The Antarctic Biennale, a 12-day expedition to Antarctica for a select group of artists, curators, and scientists, already received scrutiny last year when a key curator resigned from her role, largely due to a lack of communication and an inaccurate representation of the project. In addition to the journey to Antarctica, the project also involves an exhibition at the Antarctic Pavilion, an unofficial satellite of the the 57th Biennale in Venice.
A disused ice rink on the outskirts of the small German city of Münster is currently breeding cancer cells. Part of this year’s Skulptur Projekte Münster, a decennial art event spearheaded by influential curator Kasper König that sees more than 35 projects scattered in its city center and greater environs, the ice rink is in fact a work by the French artist Pierre Huyghe, After ALife Ahead.
ABOVE: SOFI TUKKER. PHOTO COURTESY OF DANA LAUREN GOLDSTEIN. For the New York-based duo Sofi Tukker, the creation of world music for a wider audience (including the dance and techno scenes) is essential. After meeting at an art gallery while attending Brown University, Sophie Hawley-Weld and Tucker Halpern quickly began making music, only later becoming friends. Upon graduation in 2014, the pair moved to New York, and over the course of the past year, have been compiling their self-titled debut EP.
Muck Rack makes it simple to find people, tweets, or articles that mention any name, keyword, company, hashtag etc. We've compiled this guide to help you make the most of your search.
Selecting a term
Start searching tweets, articles from media outlets, articles mentioned in tweets, journalists'
names, titles and bios with some suggested searches:
Companies or Topics (e.g. iPhone, Microsoft)
Phrases (e.g. "cloud computing") — use quotes to keep the terms together
Twitter handles (e.g. @username) — returns those who have mentioned or replied to
Names (e.g. "David Pogue")
Hashtags (e.g. #sxsw, #london2012)
Bio details (e.g. vegan, Olympics, father)
Muck Rack's Advanced Search allows for many boolean operators.
Find results that mention multiple specified terms, use AND or
+. For example, ensure each result contains both Elon Musk and Mark Zuckerberg by
searching Obama AND Romney or Obama + Romney.
Use the operators OR or , to broaden your search when you'd like either of
multiple terms to appear in results. (This is the default behavior of our search when no operators
are used.) For example, search for democrat OR republican to find results that refer to
Democrats and/or Republicans.
Use NOT or - to subtract results from your search. For
example, searching Disney will yield results about the Walt Disney Company as well as Walt Disney
World Resort. To exclude mentions of Disney World, search for Disney -World or Disney
When using one of these operators with a phrase, enclose it in quotation marks. For example, you can
find results about smartphones excluding Apple's iPhone 4S by searching smartphone -"iPhone
Exact case matching or punctuation
If you're searching for a brand name or keyword that relies on specific punctuation marks or capitalization, you can

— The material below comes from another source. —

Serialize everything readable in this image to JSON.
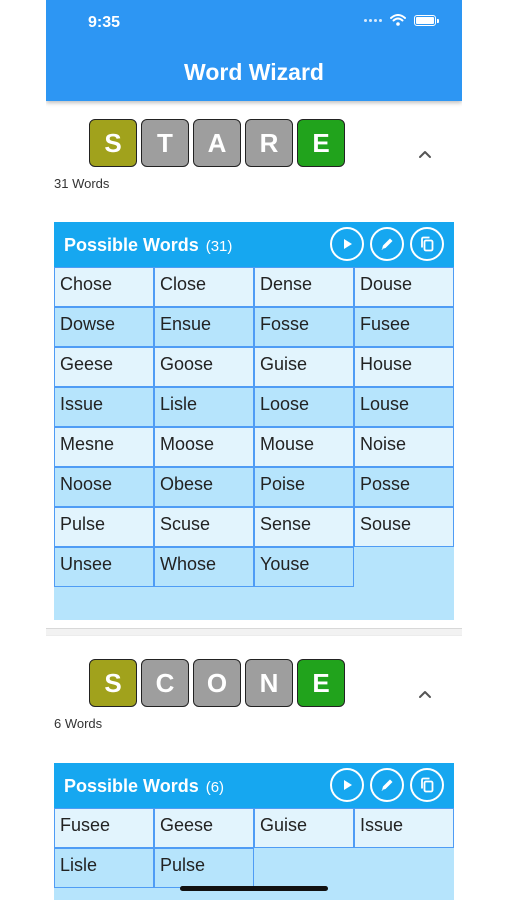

find results that match your exact query by adding matchcase: before the keyword you're searching for, like matchcase:E*TRADE .
Use parentheses to separate multiple
boolean phrases. For example, to find journalists talking about having fun in Disney World or
Disneyland, search for ("disney world" OR disneyland) AND fun.
An asterisk can be used to search for any variation of a root word truncated by the asterisk. For example, searching for admin* will return results for administrator, administration, administer, administered, etc.
A near operator is an AND operator where you can control the distance between the words. You can vary the distance the near operation uses by adding a forward slash and number (between 0-99) such as strawberries NEAR/10 "whipped cream", which means the strawberries must exist within 10 words of "whipped cream".